The most important factors were the insertion in 1993 of a “Europe Article” (Art. 23) into the Basic Law, the Act on the Exercise by the Bundestag and by the Bundesrat of their Responsibility for Integration in Matters concerning the European Union (IntVG), and the new Act on Cooperation between the Federation and the Länder in European Union Affairs (EUZBLG) of 2009.
The Federal Constitutional Court’s “Lisbon decision”
The passing of the IntVG and the EUZBLG in 2009 implemented the content of the Federal Constitutional Court’s “Lisbon decision” on the participation of the Bundestag and the Bundesrat. Further details on this cooperation can be found in the Federation-Länder Agreement of 15 June 2010. In specific terms these norms spell out the Federal Government’s obligation to inform the Länder and their right to participate.
Duty to provide information
The Federal Government informs the Bundesrat fully, as a rule in writing, about all EU proposals. Moreover, the Bundesrat receives a copy of the Federal Government reports to the Bundestag.
This information is complemented by the forwarding to the Bundesrat of reports by the German Permanent Representation to the EU and of Federal Government early-warning reports.
Länder participation in German EU policy varies as follows, depending on the extent to which their interests or responsibilities are involved:
participation in consultations aimed at determining Germany’s negotiating position, if the Bundesrat would have to be involved in a corresponding domestic-policy measure or if the Länder would be competent nationally;
participation by Länder representatives in negotiations, if essential Länder interests are involved;
transfer of negotiating powers to Länder representatives in the case of EU proposals which affect exclusive Länder legislative powers (i.e. education, cultural affairs, radio and television).
Moreover, Bundesrat positions must as a matter of principle be taken into consideration by the Federal Government. The Bundesrat’s views must be given the greatest possible respect if the issue in question is an EU project that primarily concerns matters for which the Länder have exclusive legislative powers or that affect the structure of Land authorities or Land administrative procedures.
Impact of the Lisbon Treaty
The Lisbon Treaty for the first time gives national parliaments, and thus also the Bundesrat, direct powers of participation in EU affairs. The EU has numerous obligations to directly inform national parliaments.
However, the most important new power is the ability to register a “subsidiarity objection” with the EU
bodies before certain legal acts are passed.

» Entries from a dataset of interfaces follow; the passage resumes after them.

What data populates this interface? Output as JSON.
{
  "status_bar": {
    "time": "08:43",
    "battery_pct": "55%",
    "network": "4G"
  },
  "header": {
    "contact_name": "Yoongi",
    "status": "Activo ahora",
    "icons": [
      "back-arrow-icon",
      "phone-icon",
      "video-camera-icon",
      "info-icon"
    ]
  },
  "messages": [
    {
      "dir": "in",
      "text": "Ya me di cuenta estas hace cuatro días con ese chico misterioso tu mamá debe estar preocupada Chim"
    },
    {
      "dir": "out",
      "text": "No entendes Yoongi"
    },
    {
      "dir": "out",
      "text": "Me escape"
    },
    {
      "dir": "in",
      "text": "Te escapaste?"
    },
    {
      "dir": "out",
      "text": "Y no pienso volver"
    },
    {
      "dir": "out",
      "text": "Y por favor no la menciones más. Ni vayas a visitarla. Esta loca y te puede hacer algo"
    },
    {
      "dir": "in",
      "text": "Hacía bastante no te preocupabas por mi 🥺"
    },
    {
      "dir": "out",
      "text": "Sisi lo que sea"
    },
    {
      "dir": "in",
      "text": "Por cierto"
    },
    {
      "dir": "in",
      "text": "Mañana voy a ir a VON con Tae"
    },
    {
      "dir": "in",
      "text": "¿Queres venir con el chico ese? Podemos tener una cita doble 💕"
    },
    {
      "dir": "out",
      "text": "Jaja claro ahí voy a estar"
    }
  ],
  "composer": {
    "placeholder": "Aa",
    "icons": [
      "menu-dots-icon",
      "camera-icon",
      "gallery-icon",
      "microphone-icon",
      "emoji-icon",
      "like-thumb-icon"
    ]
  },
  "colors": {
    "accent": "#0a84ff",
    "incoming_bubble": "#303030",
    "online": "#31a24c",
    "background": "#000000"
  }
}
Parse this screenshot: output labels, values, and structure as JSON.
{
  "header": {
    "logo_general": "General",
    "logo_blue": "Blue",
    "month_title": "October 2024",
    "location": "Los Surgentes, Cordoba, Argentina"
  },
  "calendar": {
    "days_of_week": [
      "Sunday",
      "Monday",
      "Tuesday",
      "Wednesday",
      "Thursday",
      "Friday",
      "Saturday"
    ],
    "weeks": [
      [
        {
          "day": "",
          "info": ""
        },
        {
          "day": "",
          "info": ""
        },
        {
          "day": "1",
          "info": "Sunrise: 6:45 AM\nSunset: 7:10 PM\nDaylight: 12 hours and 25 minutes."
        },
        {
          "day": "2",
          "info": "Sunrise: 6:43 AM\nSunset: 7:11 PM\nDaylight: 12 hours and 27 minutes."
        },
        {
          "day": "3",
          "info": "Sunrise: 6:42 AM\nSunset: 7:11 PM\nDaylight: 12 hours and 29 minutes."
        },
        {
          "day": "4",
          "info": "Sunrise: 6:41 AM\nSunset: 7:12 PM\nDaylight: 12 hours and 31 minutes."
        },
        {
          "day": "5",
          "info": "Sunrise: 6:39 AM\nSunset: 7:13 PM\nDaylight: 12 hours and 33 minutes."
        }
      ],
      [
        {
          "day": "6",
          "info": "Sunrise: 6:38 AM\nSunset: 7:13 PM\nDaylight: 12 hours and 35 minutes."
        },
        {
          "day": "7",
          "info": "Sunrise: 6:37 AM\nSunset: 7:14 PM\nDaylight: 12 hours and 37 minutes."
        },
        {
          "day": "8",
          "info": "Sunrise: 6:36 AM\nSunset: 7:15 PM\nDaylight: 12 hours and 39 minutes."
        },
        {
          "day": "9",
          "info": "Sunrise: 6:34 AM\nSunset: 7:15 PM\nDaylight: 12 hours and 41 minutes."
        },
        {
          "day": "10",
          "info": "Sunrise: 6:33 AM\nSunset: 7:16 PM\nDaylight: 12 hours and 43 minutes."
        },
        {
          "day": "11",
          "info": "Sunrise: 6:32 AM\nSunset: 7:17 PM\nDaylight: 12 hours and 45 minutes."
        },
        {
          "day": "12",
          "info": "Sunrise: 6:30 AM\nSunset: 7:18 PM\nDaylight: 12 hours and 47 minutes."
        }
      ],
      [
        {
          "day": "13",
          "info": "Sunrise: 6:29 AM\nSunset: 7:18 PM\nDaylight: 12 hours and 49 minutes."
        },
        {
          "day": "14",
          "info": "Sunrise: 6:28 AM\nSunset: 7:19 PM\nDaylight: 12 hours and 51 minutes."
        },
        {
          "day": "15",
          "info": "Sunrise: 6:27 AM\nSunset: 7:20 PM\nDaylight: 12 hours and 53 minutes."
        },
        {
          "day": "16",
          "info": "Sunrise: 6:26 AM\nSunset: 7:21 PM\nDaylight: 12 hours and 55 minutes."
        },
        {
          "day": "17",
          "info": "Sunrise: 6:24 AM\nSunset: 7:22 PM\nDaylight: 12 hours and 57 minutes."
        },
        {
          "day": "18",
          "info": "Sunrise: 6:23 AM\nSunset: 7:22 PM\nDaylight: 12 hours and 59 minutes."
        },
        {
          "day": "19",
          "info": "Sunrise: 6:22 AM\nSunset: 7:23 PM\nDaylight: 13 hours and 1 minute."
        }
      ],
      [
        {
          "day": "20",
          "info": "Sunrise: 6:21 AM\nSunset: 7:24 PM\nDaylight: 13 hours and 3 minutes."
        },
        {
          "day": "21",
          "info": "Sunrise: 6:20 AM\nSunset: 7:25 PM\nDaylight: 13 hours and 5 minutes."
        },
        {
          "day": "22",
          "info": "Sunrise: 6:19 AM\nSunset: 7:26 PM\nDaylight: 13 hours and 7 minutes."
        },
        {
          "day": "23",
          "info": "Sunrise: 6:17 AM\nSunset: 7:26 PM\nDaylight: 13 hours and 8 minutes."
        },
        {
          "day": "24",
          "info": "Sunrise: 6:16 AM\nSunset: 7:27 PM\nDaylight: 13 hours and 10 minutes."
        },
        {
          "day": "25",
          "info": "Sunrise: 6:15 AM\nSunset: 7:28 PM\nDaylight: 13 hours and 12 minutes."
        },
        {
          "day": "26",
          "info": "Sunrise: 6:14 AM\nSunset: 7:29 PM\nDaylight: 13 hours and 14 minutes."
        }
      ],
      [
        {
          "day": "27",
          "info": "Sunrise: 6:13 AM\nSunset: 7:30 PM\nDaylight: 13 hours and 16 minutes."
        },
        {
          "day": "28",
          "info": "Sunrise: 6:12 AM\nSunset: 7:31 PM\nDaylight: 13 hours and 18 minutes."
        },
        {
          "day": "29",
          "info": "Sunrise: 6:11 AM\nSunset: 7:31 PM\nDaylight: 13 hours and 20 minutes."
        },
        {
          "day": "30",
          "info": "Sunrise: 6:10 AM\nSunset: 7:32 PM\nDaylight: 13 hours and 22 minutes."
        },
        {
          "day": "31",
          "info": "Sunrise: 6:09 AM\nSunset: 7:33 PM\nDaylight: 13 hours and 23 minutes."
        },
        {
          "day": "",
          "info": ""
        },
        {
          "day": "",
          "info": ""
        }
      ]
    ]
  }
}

National parliaments can subsequently bring subsidiarity proceedings before the European Court of Justice.